“These are questions that arise every day and I am alone in finding the solution; it’s liberating and frightening, and I have to be ready to ride these waves.”
Leaning into my values
Internally, I focus on honesty and ethics. I won’t price gouge just because a client is high-end. In fact, most come to me having heard that I worked my ass off on a job because the client deserved the best but had a limited budget. I retain 5-year-old prices (when we first landed in ATL) for those very first clients that still order from me today. I believe in giving back and volunteer ‘floral services’ often.
I respect how important it is to reinvest in our community; I examine every opportunity and client and make sure that what I am doing for them is right and appropriate.
Sometimes there is a need, but no budget. When it is for the right purpose, I will make there be a way to support their floral vision. I get to choose something I had never been able to do job after belittling job.
Today, I have a career. My side hustle is 24-7 and allows me immeasurable benefits. I work creatively every day, making art with flowers and putting my hands on nature’s beauty time and time again.
“Equally as important as what I take from my career is what I give.”
I have the flexibility to respond to my other responsibilities when I need to

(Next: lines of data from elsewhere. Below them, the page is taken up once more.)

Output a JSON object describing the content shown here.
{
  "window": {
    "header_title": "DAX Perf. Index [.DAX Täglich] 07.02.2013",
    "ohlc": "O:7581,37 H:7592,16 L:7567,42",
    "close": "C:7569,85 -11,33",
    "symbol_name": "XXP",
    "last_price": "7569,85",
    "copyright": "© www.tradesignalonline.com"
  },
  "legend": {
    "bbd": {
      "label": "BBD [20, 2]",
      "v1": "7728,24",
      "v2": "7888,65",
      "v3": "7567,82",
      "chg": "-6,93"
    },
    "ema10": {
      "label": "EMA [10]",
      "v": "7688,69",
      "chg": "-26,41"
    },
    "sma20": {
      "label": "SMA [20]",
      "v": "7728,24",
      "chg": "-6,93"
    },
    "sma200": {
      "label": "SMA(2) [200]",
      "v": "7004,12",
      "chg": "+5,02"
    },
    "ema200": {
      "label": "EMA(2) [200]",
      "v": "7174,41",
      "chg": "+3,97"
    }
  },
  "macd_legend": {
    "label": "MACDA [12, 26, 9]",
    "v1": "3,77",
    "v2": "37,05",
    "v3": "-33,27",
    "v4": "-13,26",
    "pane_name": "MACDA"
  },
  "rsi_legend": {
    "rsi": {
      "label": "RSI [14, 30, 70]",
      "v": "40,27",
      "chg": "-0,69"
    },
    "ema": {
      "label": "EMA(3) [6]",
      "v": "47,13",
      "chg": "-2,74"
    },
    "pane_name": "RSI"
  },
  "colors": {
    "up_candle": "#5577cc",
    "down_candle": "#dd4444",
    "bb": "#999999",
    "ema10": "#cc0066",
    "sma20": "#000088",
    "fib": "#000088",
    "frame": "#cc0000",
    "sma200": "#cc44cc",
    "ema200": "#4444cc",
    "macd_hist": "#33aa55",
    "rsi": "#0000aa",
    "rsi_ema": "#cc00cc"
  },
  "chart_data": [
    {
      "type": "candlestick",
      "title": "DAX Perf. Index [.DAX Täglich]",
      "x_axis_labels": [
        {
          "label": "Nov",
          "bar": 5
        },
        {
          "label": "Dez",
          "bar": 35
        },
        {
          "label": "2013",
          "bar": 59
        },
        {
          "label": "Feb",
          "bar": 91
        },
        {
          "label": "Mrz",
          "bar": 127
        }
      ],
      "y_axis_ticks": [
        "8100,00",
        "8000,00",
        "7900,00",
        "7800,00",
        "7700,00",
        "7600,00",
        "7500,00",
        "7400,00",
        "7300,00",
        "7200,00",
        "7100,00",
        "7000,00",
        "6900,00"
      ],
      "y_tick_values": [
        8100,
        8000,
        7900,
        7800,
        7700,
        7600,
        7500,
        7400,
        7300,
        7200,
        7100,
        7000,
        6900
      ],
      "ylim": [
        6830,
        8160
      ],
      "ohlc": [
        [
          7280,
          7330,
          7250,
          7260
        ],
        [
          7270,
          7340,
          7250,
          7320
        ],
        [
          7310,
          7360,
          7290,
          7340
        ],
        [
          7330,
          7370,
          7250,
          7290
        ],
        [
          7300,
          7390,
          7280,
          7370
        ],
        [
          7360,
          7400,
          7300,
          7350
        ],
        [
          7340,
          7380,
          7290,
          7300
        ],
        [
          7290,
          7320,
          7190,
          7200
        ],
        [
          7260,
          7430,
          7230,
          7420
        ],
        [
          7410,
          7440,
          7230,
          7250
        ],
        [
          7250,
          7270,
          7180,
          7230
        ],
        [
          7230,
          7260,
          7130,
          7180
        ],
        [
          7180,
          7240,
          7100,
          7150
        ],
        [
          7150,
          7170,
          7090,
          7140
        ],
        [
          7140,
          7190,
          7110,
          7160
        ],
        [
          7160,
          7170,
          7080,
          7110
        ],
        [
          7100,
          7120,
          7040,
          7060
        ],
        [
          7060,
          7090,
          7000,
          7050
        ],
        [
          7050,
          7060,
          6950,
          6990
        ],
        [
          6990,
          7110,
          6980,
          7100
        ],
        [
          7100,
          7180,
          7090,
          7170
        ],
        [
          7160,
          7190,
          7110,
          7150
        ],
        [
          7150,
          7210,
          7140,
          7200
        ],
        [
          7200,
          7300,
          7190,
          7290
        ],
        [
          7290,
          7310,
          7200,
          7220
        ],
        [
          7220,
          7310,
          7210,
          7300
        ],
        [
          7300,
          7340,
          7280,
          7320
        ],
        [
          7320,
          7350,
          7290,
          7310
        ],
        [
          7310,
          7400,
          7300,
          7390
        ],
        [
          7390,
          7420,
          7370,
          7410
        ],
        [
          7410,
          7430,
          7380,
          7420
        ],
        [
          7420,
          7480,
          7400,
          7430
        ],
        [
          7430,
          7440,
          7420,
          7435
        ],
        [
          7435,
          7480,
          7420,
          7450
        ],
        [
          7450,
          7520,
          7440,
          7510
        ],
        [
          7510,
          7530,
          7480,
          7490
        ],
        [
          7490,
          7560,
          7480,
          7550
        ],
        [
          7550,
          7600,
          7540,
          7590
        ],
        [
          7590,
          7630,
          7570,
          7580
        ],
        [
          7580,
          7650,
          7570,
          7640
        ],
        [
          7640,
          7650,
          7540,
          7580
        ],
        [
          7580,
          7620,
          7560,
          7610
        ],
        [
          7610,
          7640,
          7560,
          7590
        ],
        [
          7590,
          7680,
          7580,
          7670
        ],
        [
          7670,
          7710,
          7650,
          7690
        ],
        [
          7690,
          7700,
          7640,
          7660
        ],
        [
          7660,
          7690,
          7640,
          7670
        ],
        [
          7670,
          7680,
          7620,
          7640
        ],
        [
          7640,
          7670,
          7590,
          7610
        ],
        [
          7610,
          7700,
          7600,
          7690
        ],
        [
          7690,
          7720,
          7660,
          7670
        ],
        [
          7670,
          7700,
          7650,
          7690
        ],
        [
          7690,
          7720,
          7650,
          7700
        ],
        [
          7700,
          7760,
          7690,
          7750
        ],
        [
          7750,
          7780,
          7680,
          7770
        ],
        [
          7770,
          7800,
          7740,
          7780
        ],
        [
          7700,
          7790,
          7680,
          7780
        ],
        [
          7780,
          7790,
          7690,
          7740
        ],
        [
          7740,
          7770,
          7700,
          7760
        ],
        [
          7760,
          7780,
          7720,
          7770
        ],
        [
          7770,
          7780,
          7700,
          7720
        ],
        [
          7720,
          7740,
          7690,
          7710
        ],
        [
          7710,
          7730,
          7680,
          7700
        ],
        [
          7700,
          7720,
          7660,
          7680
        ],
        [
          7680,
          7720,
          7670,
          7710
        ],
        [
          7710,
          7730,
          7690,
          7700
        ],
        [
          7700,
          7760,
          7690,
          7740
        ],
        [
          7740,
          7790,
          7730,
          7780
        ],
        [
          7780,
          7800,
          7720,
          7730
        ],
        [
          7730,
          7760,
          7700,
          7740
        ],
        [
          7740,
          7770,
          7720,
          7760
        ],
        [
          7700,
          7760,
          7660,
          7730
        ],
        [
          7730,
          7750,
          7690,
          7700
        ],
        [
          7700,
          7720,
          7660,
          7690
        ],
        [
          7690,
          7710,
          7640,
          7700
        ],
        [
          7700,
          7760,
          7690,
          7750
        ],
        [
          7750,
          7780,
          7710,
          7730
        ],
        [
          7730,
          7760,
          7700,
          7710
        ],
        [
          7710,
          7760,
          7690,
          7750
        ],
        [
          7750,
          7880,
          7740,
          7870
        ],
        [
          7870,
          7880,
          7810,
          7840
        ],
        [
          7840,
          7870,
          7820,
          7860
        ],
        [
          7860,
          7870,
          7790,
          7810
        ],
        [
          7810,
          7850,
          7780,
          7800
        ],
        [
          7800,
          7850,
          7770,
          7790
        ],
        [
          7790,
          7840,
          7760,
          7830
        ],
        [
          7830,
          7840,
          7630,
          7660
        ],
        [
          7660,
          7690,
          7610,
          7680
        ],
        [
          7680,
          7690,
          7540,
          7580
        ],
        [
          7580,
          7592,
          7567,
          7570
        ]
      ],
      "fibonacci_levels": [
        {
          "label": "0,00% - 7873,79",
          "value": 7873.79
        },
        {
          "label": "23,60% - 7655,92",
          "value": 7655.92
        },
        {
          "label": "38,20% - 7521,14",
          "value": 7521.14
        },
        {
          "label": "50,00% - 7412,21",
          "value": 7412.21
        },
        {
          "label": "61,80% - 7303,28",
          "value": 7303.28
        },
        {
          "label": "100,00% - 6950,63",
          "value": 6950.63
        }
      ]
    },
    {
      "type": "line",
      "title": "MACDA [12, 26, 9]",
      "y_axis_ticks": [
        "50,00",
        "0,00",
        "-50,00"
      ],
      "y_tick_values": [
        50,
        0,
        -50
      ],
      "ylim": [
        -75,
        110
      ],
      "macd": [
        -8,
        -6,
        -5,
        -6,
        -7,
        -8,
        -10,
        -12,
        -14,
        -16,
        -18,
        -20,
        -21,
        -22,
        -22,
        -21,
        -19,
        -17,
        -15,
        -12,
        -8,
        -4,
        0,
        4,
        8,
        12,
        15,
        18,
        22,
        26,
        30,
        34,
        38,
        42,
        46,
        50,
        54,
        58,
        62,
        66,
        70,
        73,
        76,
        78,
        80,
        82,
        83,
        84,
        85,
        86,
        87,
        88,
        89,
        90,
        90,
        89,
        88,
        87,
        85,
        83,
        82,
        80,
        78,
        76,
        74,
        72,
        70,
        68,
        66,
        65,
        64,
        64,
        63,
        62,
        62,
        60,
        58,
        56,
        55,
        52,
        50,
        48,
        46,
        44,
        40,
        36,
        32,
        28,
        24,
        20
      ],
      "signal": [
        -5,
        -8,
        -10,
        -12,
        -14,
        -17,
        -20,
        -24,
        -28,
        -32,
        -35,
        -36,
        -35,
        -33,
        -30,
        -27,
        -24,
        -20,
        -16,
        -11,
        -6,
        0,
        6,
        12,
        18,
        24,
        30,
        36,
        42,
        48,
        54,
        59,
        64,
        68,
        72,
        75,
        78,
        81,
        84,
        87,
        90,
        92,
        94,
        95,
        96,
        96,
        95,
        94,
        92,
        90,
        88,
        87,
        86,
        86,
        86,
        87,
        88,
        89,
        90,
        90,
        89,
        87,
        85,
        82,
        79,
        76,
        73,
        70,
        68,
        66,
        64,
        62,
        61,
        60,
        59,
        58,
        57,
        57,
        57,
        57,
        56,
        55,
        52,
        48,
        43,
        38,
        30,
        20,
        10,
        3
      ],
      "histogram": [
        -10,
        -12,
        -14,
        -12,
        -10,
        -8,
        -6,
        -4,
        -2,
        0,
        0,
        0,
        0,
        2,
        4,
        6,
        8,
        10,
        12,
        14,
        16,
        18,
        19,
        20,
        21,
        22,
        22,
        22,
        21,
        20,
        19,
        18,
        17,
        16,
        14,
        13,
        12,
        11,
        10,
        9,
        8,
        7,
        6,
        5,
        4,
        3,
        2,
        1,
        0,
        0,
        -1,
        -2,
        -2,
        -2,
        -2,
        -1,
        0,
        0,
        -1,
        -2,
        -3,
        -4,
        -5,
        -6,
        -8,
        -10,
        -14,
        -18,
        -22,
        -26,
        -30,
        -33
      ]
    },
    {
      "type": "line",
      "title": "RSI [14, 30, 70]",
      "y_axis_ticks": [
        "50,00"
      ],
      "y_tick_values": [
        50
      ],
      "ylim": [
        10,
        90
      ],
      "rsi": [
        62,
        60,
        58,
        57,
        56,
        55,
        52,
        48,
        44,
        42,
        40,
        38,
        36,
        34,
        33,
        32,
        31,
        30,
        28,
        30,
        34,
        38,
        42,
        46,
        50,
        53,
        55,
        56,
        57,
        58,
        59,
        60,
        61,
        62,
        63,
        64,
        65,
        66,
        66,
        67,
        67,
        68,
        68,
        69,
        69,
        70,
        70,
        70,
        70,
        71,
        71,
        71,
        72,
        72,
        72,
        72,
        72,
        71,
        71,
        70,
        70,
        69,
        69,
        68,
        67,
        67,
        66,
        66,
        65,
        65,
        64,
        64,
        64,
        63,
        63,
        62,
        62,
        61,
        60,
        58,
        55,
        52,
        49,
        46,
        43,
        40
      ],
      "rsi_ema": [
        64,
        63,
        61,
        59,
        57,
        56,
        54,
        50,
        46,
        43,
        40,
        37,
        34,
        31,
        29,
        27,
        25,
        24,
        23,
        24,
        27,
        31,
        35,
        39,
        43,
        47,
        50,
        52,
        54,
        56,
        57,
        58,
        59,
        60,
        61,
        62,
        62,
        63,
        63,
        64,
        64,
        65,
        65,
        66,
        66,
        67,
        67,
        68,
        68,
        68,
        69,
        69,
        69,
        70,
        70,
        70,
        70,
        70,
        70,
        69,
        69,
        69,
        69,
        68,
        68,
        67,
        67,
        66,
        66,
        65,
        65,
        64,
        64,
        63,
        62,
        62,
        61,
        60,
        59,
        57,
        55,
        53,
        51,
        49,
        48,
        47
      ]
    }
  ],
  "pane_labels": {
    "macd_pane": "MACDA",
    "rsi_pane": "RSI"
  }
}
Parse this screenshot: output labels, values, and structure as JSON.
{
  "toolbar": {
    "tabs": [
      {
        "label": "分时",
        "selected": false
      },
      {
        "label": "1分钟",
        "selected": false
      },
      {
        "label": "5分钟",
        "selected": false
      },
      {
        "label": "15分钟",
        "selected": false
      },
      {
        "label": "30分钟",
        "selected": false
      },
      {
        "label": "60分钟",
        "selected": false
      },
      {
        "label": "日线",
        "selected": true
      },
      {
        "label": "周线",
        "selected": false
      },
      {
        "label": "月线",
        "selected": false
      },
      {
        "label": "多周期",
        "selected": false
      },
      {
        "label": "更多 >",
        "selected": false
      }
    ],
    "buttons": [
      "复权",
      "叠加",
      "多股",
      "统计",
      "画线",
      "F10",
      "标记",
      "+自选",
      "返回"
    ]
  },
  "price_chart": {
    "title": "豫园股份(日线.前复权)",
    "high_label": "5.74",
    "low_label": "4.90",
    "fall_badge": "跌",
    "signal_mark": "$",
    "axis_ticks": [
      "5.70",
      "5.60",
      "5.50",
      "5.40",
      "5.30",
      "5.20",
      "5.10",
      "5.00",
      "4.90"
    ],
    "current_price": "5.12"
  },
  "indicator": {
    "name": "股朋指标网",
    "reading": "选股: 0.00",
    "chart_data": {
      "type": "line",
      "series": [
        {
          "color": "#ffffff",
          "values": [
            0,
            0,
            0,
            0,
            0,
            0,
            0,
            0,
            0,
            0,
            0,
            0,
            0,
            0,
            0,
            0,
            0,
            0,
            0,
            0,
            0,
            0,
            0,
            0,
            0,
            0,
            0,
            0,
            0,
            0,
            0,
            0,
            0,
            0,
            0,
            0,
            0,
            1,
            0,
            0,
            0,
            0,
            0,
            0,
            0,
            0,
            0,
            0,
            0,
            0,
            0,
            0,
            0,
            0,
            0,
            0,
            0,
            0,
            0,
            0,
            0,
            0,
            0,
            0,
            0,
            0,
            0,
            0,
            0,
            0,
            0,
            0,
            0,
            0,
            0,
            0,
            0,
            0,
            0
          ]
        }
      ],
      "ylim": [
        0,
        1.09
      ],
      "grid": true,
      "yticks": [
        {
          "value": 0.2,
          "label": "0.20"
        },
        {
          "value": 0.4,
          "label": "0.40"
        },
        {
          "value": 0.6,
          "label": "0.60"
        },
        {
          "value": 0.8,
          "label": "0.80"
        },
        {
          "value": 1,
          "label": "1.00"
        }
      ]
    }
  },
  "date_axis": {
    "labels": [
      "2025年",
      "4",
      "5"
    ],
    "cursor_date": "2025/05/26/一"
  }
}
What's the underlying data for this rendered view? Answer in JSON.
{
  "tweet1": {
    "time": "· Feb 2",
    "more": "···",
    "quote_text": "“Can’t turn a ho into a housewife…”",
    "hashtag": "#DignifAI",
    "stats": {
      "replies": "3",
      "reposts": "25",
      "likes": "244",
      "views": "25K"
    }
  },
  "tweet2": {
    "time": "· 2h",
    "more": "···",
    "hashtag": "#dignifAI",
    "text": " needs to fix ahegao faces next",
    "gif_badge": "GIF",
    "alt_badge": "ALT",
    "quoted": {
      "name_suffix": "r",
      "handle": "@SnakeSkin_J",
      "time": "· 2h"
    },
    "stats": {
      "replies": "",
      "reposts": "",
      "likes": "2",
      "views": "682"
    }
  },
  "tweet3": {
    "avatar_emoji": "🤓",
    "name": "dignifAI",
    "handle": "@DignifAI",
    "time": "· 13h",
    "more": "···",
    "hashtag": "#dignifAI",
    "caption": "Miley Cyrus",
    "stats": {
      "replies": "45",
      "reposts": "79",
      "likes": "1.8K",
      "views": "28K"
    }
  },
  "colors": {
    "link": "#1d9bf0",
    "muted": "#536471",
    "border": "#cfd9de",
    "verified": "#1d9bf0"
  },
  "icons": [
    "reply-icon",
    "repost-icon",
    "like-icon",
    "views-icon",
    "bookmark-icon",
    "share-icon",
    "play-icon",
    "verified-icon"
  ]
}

I give myself to my children when they need me. I can stop what I am doing at any moment and help with homework, drive one to a friend’s home or sports practice. I schedule my commitments around their school, sports, and life events. I still miss things from time to time, that’s normal and I don’t beat myself up over it, but just yesterday I made ramen from scratch and got to wake up my newly minted 14-year-old and be with him at the start and end of his birthday. I chose to be present for his big day.
“I will continue to say yes to what fulfills me. I will say no when it compromises my integrity or my time with my family. In leaving my job and creating a career, I got back so much that I didn’t even realize was absent – a work/life balance, a sense of self and the opportunity to choose what works for me.
About Amy Phelps
If you’re planning a private event, corporate event or wedding that requires florals, let’s talk!